Other chatting mechanisms, such as WhatsApp are no better, being “mobile first” and thus “always logged in”. You don’t know who is available when, and who you can possibly ping to have a good conversation.

And then five years back, I stopped logging on to Google Talk and initiating five different conversations. I started logging on to Twitter, instead, and making conversation with people on my timeline . Unfortunately, twitter has been ruined, too. It is so full of outrage, and some of such outrage conducted by otherwise smart people, that I’ve radically cut down on the number of people I follow.

As the world solves some problems, it un-solves others, and creates yet others. And there was a time when I would blog, and visit other blogs, to have intellectual discussions. And now people have stopped commenting on blogs, also!

On dealing with good and bad news

So I was having a rough time an hour or so back and called the wife, and told her so, and that I’d been stuck in this vicious circle of negativity for a while now. In response, she said there was this nice TED talk that she had seen on the topic recently, and I should watch it too. And so she sent me this:

It’s a nice TED talk, but I think she uses too many words to describe what she needs to describe. It’s just not “quick enough” (check out the wife’s blog post on distractions caused by professors being too slow in class. She only talked about the throughput of words here, but I think it’s deeper and extends to throughput of information content) and it doesn’t need ten minutes to communicate what she has said here.

And so I thought about how I could convey the message better. I realised that the entire talk above could be condensed into one little finite automaton. And then I drew it (using the Paintbrush App on my Mac).


I must say I’m feeling much better already!

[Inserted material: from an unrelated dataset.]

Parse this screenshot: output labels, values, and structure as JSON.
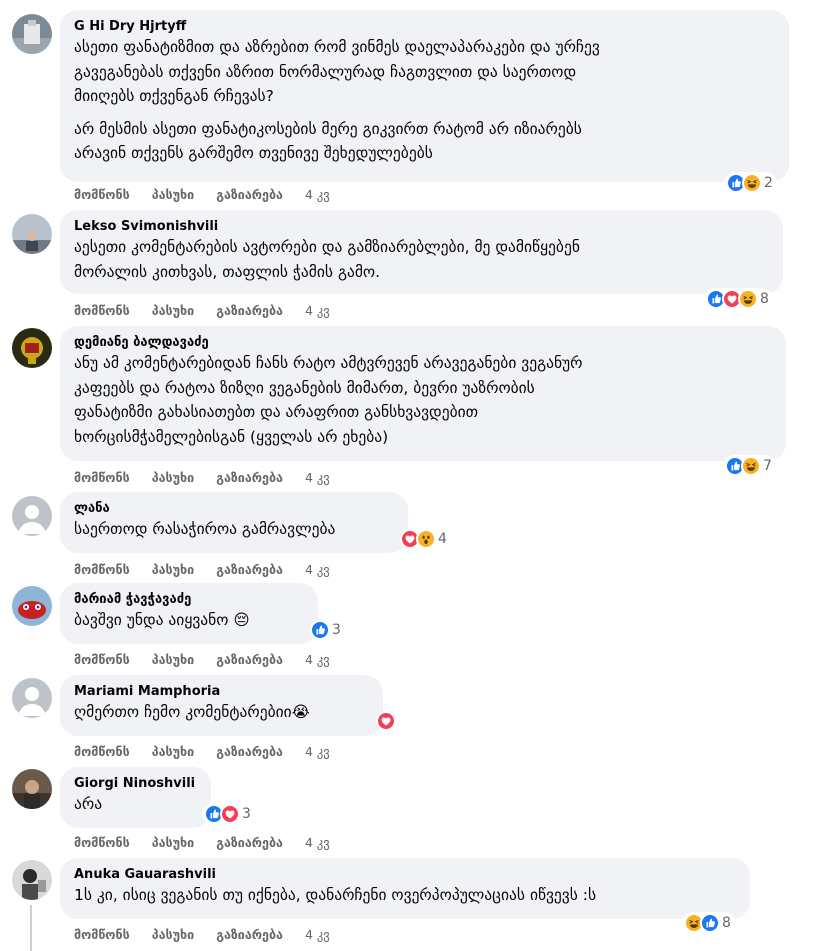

Tell me if this is a good representation, though!

On the wife looking Hispanic

So the wife had mentioned to me sometime in the past that many people here in Barcelona mistake her to be Hispanic, and instinctively talk to her in Spanish, which she is not very good at (though she is much better than me, and is taking regular lessons in her university). She claimed that it was because of her skin colour (“fair” by Indian standards, but much darker than white), and “features”.

Now, as far as I can see, she has no Hispanic blood. She is a born and thoroughbred Gult (though her ancestors migrated to Karnataka generations ago). So when she first mentioned this to me a few months back, I didn’t particularly believe her. And then it happened last night.

We were taking a RyanAir flight from Budapest to Barcelona. I was in the aisle seat and she was in the middle seat, and as the drinks cart passed by us, I asked for a Coke (and was offered a Pepsi, and must mentioned that the Pepsi I thus got is nowhere similar to the oversweet Pepsi we get in India. It was actually good), and held a conversation with the steward for over two minutes, speaking in English all the time.

Once the steward had handed me the can of Pepsi and two glasses with ice, the stewardess on the other side of the drinks cart said “that would be two Euros fifty”. Since I wasn’t carrying money (our division of labour (and hedge) during the trip was that I carried the local currency and debit card, while the wife carried Euros), the wife shuffled into her pocket for change.

The stewardess promptly noticed this and immediately said “dos cincuenta” – Spanish for “two fifty”. Clearly she thought the wife was Hispanic! And it is not that the stewardess hadn’t heard me speak to the steward all the time so far, in fairly chaste English!

This must go down as a bizarre occurrence, except that from what the wife tells me this is a rather common issue with her. And she treats this as a feature, not a bug.

Anyway, here is a picture taken on the day that the wife told me that people in Spain mistake her to be Hispanic. This picture was taken in October, on the first day of my first visit to Barcelona.